One day, the Sunni visited his ungodly merchant friend and said, “I bought Saphar. What’s your advice? What goods and merchandise shall I take with me to sell in Africa and exchange for others on my way back to Doha?”

“Well. Let me think about it. Give me one day and I will come up with a great idea!” the friend replied. However, he didn’t really want to help; instead, he had a will to harm.

Two days later, the Sunni came back and asked, “Any luck?”

“Yes, of course.”

“So what sort of goods shall I take aboard?”

“Cats. Carry cats!”

“Cats?!” the astonished Sunni wondered.

“Yes! Go and catch as many as you can, load them onto your giant vessel, and sail to Africa.
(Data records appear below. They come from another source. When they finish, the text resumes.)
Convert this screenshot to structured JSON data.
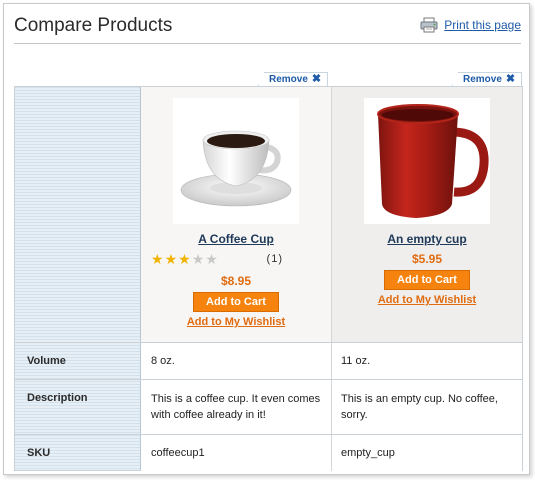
{
  "header": {
    "title": "Compare Products",
    "print_label": "Print this page"
  },
  "remove_label": "Remove",
  "products": [
    {
      "name": "A Coffee Cup",
      "rating_stars": 3,
      "rating_max": 5,
      "review_count": "(1)",
      "price": "$8.95",
      "add_to_cart": "Add to Cart",
      "wishlist": "Add to My Wishlist",
      "volume": "8 oz.",
      "description": "This is a coffee cup. It even comes with coffee already in it!",
      "sku": "coffeecup1"
    },
    {
      "name": "An empty cup",
      "price": "$5.95",
      "add_to_cart": "Add to Cart",
      "wishlist": "Add to My Wishlist",
      "volume": "11 oz.",
      "description": "This is an empty cup. No coffee, sorry.",
      "sku": "empty_cup"
    }
  ],
  "attributes": {
    "volume_label": "Volume",
    "description_label": "Description",
    "sku_label": "SKU"
  },
  "icons": {
    "print": "printer-icon",
    "remove": "close-icon",
    "rating": "star-icon"
  },
  "colors": {
    "link_blue": "#1e5aa8",
    "price_orange": "#e06b10",
    "button_orange": "#f5830e",
    "label_column": "#dbe7f0"
  }
}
There you’ll see the benefit.”

The Sunni gathered workers to help him catch a load of cats, and once the ship was full, he set out on the long journey.
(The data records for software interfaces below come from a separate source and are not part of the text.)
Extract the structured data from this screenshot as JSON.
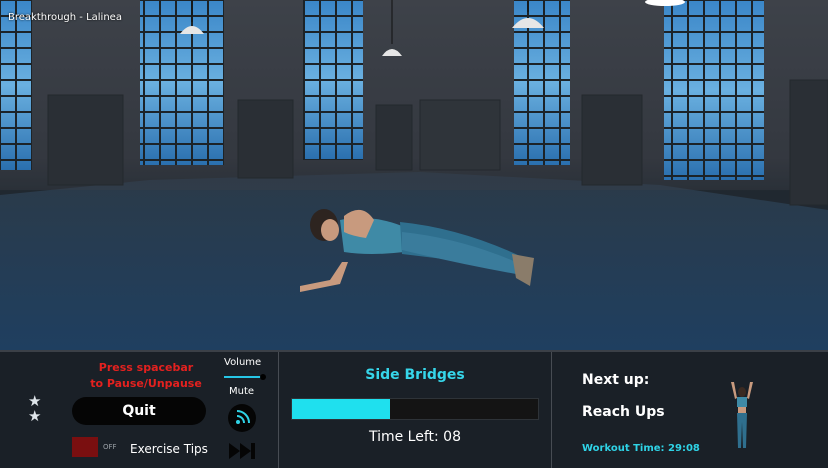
{
  "hud": {
    "song_title": "Breakthrough - Lalinea",
    "pause_hint_line1": "Press spacebar",
    "pause_hint_line2": "to Pause/Unpause",
    "quit_label": "Quit",
    "tips_toggle_state": "OFF",
    "tips_label": "Exercise Tips",
    "volume_label": "Volume",
    "volume_level": 0.9,
    "mute_label": "Mute",
    "exercise_name": "Side Bridges",
    "exercise_progress": 0.4,
    "time_left": "Time Left: 08",
    "next_label": "Next up:",
    "next_exercise": "Reach Ups",
    "workout_time": "Workout Time: 29:08"
  },
  "icons": [
    "star-icon",
    "sound-waves-icon",
    "skip-forward-icon"
  ],
  "colors": {
    "accent_cyan": "#1fe0ee",
    "hint_red": "#e4211f",
    "toggle_off": "#7a0f10",
    "panel_bg": "#1a2027"
  }
}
In Africa, naforje traders populated the high seas. Whenever the traders caught sight of a flag, they would approach the ship to see what it carried.

The traders stopped the Sunni’s ship and asked, “Where do you come from? What do you have on board?”

“From Qatar,” he answered. “I brought cats.”

“Welcome, you’re welcome,” said the traders. “God has brought you to us! How did you know that rats have been bothering us, eating our harvests and stocks, and emptying our stores?”

The Sunni started out selling his cats at ten riyals per head, and then the price rose to as high as fifty. It was a lucrative deal, and the man took the money and bought wood, robes, and a variety of goods for the people of Doha.

The Sunni returned to Qatar, where his envious friend had been waiting. The friend was startled when he saw the vessel full of fine cargo. Curious to investigate, he shook hands with the pious sailor and asked, “How was your journey?”

“May God reward you for your sincere advice,” said the happy Sunni. “Believe me, the moment I arrived in Mombasa, I was warmly welcomed, and the men asked about my merchandise and then said that Allah had sent me, because rats had been troubling them! I sold my cats until the price reached fifty riyals per head.”

The friend was taken by surprise. “Well then, next time I will travel on your behalf, and you can stay here and collect rent. What do you say?”

“Of course,” said the Sunni. “You’re my friend, and your advice was so kind.”

The ungodly man gathered friends and collected cats from Qatar and abroad until the vessel was full, then started the long journey. Off Mombasa, naforje traders stopped his ship and asked, “What do you have on board?”

“Cats,” he said.

“Stop where you are!” they shouted at him. “The cats we bought last time befriended our rats and now they play with one another.”

“Impossible!” he said. “It took me a whole month to get here.”

“You can’t enter the town,” they insisted. “Go back now!”

“If so,” said the ill-intentioned sailor, “give me proof of my arrival, so my people believe me.”

“We will give you the letter, but we don’t want your cats!” they replied.

The man returned to Doha, and the Sunni owner asked him about the experience.

“Not good. When the traders learned I had cats, they stopped me and complained about the cats befriending the rats. Here is the proof.”

The Sunni said to him, “Indeed, he who digs a pit for his brother often falls into it!”

 

Told by Khalifa Al Sayed. Translation © 2020 by Tariq Ahmed. All rights reserved.

Read more from the February 2020 issue
Like what you read? Help WWB bring you the best new writing from around the world.